Robert Bayley is professor of sociolinguistics in the Division of Bicultural-Bilingual Studies at the University of Texas at San Antonio. His publications include Sociolinguistic Variation in American Sign Language, with Ceil Lucas and Clayton Valli (Washington, D.C.: Gallaudet Univ. Press, 2001); Language as Cultural Practice: Mexicanos en el norte, with Sandra R. Schecter (Mahwah, N.J.: Erlbaum, 2002); and numerous articles on sociolinguistics and second-language acquisition.
Ruth Reed, multicultural specialist at the Kendell Demonstration Elementary School on the campus of Gallaudet University, went to the Illinois School for the Deaf in Jacksonville and holds a bachelor's degree in sociology from Gallaudet University.
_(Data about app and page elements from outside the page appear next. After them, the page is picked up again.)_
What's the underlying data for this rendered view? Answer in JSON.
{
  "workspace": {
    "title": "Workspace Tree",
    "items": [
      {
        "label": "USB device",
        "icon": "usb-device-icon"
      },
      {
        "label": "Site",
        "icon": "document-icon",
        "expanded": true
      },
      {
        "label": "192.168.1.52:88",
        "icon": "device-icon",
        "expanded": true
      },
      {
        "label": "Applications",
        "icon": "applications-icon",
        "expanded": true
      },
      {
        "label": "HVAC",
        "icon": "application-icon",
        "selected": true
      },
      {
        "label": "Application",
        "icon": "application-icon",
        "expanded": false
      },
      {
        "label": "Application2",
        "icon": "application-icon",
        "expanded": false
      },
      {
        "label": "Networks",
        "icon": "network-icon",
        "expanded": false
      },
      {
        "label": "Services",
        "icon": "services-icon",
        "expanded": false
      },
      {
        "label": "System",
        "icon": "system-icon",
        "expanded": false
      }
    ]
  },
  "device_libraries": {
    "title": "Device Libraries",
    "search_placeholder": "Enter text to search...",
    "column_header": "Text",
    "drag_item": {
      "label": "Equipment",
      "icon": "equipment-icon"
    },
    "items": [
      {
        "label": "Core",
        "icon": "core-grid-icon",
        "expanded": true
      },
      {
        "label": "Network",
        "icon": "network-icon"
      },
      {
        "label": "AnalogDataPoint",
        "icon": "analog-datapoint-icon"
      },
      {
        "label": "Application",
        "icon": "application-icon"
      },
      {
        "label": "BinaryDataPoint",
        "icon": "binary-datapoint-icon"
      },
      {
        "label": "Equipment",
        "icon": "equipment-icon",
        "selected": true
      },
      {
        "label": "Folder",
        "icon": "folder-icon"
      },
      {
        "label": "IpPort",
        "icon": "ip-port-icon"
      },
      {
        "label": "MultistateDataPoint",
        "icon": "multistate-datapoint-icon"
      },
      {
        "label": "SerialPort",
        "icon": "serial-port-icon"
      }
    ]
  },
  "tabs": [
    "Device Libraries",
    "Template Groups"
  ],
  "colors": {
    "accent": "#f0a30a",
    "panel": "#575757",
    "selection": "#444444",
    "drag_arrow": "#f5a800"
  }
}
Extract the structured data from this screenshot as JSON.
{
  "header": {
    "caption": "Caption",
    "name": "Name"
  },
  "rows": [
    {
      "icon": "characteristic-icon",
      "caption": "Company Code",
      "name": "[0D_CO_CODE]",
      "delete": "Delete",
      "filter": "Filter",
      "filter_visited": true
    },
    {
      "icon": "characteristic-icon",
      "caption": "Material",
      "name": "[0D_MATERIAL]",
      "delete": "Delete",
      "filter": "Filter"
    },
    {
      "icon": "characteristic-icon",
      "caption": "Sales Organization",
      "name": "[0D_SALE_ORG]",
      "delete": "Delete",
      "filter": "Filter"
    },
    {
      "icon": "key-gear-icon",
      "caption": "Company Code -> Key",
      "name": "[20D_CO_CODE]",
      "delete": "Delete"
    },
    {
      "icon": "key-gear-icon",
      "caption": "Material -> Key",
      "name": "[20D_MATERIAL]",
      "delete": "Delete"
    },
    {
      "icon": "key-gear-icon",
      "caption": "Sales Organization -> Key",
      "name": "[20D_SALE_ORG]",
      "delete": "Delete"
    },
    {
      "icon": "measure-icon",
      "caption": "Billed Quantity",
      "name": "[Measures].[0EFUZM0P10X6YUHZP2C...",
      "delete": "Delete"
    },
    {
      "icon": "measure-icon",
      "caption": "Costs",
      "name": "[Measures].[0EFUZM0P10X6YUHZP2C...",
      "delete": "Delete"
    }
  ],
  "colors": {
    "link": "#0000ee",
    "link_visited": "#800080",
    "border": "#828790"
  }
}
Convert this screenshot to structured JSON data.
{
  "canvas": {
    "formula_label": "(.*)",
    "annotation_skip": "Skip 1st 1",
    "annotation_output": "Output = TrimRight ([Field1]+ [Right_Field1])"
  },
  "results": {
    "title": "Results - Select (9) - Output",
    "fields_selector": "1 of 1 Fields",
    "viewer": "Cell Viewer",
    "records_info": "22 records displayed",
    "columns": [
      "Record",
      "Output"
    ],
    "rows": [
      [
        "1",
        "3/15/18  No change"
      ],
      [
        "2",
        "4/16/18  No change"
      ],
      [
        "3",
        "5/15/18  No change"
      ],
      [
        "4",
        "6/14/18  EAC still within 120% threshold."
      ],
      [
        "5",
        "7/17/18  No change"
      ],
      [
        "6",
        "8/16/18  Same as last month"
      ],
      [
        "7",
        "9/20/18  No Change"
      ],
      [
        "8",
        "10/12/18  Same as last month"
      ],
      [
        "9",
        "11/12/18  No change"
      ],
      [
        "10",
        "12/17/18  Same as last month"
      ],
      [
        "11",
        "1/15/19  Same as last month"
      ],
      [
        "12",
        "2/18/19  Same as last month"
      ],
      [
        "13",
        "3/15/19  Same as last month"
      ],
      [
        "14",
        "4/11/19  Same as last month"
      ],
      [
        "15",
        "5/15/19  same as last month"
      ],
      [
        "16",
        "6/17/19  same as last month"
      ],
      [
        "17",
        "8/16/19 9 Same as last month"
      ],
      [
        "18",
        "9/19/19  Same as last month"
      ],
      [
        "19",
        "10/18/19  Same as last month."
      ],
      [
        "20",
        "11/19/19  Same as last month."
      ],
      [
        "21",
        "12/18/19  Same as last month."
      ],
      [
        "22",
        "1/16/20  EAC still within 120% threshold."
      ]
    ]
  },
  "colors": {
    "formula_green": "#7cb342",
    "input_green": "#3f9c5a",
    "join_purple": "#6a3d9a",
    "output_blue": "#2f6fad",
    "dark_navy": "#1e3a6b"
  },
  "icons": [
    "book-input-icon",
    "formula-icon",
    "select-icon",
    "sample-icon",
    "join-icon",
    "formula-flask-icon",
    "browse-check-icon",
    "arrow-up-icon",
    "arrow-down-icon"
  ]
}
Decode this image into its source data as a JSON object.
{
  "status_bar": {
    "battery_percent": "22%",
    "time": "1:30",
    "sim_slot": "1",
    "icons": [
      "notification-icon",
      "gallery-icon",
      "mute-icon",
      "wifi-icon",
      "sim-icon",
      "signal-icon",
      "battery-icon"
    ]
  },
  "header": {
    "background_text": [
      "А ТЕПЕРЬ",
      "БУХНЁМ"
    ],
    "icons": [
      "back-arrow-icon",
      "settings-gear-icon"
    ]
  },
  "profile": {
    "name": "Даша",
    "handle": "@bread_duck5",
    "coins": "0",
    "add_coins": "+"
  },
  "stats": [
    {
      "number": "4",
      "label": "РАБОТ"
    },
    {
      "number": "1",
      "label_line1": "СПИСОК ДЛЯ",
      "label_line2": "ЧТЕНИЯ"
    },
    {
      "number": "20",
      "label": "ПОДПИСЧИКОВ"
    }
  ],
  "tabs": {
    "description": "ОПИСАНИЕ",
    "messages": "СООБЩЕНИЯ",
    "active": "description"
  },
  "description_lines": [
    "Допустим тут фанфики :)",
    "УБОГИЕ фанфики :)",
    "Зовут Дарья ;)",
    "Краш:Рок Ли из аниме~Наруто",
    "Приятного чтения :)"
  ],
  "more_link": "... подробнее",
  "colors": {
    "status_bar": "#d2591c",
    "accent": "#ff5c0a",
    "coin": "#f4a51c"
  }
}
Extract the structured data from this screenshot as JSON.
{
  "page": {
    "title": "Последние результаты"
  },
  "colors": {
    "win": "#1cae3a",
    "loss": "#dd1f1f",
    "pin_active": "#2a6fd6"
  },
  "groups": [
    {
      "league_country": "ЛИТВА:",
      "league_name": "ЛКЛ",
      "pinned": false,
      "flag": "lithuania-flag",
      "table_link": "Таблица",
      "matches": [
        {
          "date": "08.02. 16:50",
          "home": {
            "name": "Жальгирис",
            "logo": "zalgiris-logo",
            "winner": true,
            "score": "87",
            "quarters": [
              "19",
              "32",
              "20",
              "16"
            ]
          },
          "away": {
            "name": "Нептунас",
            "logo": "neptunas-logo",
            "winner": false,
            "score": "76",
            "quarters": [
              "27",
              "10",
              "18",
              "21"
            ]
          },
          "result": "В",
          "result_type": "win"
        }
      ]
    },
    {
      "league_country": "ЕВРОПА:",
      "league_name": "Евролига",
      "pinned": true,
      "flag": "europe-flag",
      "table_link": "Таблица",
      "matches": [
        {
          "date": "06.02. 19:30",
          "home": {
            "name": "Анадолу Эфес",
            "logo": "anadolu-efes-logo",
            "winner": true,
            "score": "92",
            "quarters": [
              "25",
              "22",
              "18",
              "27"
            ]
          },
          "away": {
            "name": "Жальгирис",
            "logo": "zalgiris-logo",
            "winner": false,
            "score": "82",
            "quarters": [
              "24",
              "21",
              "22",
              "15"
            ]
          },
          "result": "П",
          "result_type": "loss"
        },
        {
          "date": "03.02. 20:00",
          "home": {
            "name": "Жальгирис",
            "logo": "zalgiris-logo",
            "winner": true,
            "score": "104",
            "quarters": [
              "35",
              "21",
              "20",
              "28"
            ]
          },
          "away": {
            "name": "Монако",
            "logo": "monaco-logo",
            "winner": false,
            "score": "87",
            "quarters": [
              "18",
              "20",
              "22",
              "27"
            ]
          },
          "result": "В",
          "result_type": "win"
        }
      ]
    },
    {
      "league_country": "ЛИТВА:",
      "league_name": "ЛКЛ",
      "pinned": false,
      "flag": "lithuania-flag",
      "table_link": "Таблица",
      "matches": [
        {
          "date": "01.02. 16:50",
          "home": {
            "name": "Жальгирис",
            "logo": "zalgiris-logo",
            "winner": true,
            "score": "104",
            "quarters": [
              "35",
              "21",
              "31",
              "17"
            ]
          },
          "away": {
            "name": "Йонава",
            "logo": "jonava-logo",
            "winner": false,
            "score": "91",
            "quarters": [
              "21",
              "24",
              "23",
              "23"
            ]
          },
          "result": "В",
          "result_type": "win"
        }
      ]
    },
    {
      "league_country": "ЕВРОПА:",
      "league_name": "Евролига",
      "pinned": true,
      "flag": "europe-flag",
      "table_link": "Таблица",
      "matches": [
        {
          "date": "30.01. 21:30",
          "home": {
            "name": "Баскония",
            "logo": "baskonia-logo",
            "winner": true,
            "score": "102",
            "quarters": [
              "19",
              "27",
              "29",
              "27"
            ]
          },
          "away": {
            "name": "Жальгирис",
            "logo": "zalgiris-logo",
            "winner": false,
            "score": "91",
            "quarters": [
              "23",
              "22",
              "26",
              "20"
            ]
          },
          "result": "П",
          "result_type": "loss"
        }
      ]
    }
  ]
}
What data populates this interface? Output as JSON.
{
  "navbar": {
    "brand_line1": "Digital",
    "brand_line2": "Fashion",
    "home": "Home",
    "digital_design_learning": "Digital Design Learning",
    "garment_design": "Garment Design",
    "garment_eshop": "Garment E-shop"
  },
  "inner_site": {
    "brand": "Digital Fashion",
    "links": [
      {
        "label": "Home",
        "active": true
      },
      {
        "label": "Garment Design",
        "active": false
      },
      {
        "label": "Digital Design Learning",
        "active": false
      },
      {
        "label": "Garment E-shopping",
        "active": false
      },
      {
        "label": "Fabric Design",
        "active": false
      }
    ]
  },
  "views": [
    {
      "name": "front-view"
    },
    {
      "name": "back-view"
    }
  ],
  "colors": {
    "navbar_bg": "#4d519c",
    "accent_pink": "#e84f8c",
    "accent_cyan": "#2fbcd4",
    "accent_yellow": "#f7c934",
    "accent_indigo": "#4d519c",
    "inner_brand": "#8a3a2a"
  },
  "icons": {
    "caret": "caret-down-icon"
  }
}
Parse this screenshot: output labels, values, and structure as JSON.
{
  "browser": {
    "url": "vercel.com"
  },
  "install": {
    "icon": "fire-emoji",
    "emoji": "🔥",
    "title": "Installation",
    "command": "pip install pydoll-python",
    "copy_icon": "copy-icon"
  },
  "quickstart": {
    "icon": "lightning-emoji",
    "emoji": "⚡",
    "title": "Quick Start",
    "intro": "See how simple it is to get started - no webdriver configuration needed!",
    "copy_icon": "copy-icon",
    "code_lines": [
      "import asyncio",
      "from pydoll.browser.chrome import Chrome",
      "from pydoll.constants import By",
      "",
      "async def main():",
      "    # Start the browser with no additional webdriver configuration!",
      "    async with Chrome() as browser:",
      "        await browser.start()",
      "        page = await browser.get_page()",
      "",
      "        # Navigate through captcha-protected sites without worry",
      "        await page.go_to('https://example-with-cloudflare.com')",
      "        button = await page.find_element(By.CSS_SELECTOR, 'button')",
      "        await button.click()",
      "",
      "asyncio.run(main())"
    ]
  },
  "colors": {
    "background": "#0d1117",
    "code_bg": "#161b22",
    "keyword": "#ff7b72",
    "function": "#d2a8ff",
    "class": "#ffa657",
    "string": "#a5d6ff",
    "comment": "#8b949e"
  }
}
Alyssa Wulf, Ph.D. candidate in linguistics at the University of California, Berkeley, holds a master's degree in linguistics from Gallaudet University. She has presented conference papers and contributed to Lucas, Bayley, and Valli's Sociolinguistic Variation in American Sign Language (2001).
Benjamin Torbert, Ph.D. candidate in English linguistics at Duke University, is research assistant for the North Carolina Language and Life Project at North Carolina State University and winner of the 2000 SECOL Reza Ordubadian Award. His current project involves past-tense irregularity in the dialects of North Carolina and the Bahamas.
Edgar W. Schneider is professor of English at the University of Regensburg, Germany. He has written and edited several books and published widely on the dialectology, sociolinguistics, history, semantics, and varieties of English and edits the journal English World-Wide and an associated book series.
Michael B. Montgomery is professor emeritus of English at the University of South Carolina, where he taught from 1981 to 1999. He has recently finished a dictionary of southern Appalachian English and has for more than a decade been engaged in studying transatlantic linguistic connections between Ireland, Scotland, and colonial America.